Hollywood loves to stereotype people with mental illnesses as being merely quirky, or easy to cure if you just give 'em a lot of the right kind of love. The Soloist aims for a more realistic portrayal, and even tries to build awareness about the problems of homeless people in America. Unfortunately, the overall film isn't compelling, and the plot falls into the easy traps of traditional melodrama.
Steve Lopez's nonfiction book was adapted by Susannah Grant (Erin Brockovich, Catch and Release). Lopez (Robert Downey Jr.) is always on the hunt for more material to fill his LA Times column space, even cannibalizing his own cycling accident to tell a good story. When he encounters Nathaniel Ayers (Jamie Foxx) playing violin by a statue of Beethoven, and learns that this homeless man once attended Juilliard, he figures he's hit the columnist jackpot. Little by little he starts to try to "fix" Nathaniel -- finding him a cello and a safe place to play, taking him to symphony rehearsals -- but it's not all that easy. And naturally, Steve's life starts to change too, and he's not sure how to handle it. span style="font-style: italic;">The movie doesn't leave us with easy answers or a pat ending. It tries hard to show us characters and situations that can't be wrapped up nicely as the triumph of the human spirit. The movie reminded me at times of Reign Over Me (my review), but without the "blame it on 9/11" target. There's no single reason why Nathaniel is the way he is, as the movie shows us in a series of flashbacks.The movie also tries to show us Nathaniel's point of view during times when he's struggling with his illness or conversely, becoming absorbed in the music he loves. While interesting, the changes in point of view from Steve to Nathaniel, back and forth, diffuse the focus of the film.

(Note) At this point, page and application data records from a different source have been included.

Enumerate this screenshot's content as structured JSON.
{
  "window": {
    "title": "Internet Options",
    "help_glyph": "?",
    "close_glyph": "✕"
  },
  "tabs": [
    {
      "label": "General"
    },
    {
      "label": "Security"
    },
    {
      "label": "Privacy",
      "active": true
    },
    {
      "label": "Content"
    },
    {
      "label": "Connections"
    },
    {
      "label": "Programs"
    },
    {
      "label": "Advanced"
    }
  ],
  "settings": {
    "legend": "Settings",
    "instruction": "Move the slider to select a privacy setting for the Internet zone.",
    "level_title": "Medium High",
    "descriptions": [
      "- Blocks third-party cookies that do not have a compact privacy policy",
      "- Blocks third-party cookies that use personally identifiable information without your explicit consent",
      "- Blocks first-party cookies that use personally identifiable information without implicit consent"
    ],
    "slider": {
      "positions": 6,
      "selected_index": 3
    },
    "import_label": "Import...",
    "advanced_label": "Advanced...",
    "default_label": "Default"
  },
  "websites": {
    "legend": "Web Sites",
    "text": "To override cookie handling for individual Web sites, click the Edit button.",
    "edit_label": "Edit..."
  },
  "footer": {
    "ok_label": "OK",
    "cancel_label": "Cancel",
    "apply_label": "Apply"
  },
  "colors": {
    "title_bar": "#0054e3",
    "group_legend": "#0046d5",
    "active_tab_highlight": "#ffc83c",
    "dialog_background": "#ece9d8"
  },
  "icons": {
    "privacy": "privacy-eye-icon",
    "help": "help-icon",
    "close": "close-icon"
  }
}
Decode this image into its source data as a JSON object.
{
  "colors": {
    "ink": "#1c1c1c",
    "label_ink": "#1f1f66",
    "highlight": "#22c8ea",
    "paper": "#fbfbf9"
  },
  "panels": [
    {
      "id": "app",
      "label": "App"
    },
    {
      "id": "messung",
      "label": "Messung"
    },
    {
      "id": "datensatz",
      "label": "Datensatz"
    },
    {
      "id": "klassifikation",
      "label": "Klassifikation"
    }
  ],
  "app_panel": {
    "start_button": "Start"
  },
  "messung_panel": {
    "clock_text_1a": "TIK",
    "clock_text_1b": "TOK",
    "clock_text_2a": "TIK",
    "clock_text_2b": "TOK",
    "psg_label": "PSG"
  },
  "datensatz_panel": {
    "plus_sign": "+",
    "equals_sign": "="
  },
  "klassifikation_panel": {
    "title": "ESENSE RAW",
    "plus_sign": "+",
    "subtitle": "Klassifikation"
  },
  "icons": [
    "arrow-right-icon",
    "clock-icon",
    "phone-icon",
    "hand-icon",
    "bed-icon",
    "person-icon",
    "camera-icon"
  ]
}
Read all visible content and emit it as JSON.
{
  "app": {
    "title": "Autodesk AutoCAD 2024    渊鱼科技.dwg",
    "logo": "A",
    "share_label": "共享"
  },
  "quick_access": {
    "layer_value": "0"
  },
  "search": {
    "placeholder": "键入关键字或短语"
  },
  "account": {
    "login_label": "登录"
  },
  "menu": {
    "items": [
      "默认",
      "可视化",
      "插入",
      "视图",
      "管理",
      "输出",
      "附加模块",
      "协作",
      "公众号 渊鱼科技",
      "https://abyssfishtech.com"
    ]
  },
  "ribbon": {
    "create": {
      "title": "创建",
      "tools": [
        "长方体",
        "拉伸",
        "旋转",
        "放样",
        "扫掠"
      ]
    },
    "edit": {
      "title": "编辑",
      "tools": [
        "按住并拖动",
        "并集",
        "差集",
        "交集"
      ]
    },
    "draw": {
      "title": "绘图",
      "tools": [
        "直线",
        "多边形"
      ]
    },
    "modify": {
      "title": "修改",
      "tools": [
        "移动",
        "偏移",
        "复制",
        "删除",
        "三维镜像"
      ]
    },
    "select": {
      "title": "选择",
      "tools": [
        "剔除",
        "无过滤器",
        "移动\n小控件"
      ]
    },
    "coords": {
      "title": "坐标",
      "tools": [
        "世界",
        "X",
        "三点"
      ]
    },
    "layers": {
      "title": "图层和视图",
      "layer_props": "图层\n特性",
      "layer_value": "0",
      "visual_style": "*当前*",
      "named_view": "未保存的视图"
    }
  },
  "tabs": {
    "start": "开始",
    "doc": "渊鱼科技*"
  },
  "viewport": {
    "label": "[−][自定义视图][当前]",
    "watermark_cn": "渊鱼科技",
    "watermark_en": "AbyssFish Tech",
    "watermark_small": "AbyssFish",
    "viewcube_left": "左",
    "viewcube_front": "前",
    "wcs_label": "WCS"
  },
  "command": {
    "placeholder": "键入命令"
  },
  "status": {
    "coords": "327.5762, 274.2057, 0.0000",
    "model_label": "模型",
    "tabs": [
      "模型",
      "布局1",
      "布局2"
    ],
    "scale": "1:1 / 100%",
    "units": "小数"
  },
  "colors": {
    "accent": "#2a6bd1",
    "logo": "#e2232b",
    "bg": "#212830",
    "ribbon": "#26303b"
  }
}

The Soloist has no continuous subplot, only minor snippets of story that never quite gel. The movie opens with shots of newspapers being printed and delivered, and there's a lot of talk about layoffs and how Young People Don't Read Papers Anymore ... but this storyline vanishes once Steve gets involved in Nathaniel's life. A running storyline about the raccoons in Steve's yard seems to pay off only in gross humor -- unless it's meant to parallel the way people think about the homeless, in which case it's too goofy a comparison to work. I have to wonder if earlier cuts of the film were longer and some subplots were cut -- blink and you might miss Stephen Root entirely -- but what's left doesn't complement the main plot, it's just distracting.
I love Robert Downey Jr. in just about anything, but his character is too similar to other roles he's played, and it feels like I'm watching Downey, not a reporter/columnist. Jamie Foxx, on the other hand, is so subsumed in his character that he's barely recognizable at times, especially with his odd costumes and Beethoven-like haircut. The difficulty is that their friendship doesn't quite feel believable -- there's no chemistry between the two actors. I know that's normally the kind of phrase reserved for romantic comedies, but you need to feel some kind of spark of connection for any friendship, and Downey and Foxx's scenes together often fell flat.
The Soloist was directed by Joe Wright, who previously brought us Atonement and that anemic Keira Knightley-starring version of Pride and Prejudice. And maybe the reason why I didn't like Pride and Prejudice ties into my indifferent feelings overall about The Soloist -- I felt like Wright sucked all the liveliness out of Austen's lighthearted novel and left us a romance with a surprising amount of angst. The characters in The Soloist all seem to lead difficult and unhappy lives, and the changes throughout the film just make them differently unhappy. Catherine Keener adds a sparky humor to the supporting ex-wife role, but even her editor seems weighed down with the burdens of the world.
The Soloist obviously wants to avoid the usual "triumph of the human spirit" or "love conquers all" plots, but still ends up following a familiar path with the two characters who each help one another. The homeless characters in the film are portrayed respectfully and with care, and the scenes that take place around the homeless shelter are often moving. But the strange relationship between the two main characters should be the centerpiece of the film, and it never manages to draw us in and make us care about what happens.The feeling that the characters get as they listen, enraptured, to the music from so many different types of musicians isn't something that transfers to us as we watch the film.